EXERCISE INSTRUCTIONS: Work through the listing below, copying each line that carries the word "icon".

::::

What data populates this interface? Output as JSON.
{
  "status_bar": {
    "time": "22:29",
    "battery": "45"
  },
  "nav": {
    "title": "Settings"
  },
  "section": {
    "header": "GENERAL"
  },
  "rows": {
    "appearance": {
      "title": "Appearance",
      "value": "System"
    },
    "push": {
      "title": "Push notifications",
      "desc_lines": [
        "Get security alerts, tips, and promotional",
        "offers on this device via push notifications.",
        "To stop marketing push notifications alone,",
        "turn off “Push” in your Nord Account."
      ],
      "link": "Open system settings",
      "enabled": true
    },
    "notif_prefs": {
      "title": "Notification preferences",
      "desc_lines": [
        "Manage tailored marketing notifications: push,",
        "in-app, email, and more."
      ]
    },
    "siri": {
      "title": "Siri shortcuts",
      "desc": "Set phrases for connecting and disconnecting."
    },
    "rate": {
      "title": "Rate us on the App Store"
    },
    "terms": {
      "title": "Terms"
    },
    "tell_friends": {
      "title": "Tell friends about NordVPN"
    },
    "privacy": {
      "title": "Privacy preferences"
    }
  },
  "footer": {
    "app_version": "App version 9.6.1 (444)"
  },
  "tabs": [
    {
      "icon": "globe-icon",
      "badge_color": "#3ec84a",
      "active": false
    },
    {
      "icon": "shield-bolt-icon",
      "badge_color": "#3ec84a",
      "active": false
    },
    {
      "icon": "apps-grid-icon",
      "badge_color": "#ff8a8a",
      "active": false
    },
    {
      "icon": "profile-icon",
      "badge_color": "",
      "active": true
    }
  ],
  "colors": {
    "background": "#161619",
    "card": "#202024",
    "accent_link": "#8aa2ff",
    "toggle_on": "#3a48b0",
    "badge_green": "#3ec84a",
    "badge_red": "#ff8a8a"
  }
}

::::

ANSWER FOR THIS EXERCISE:
      "icon": "globe-icon",
      "icon": "shield-bolt-icon",
      "icon": "apps-grid-icon",
      "icon": "profile-icon",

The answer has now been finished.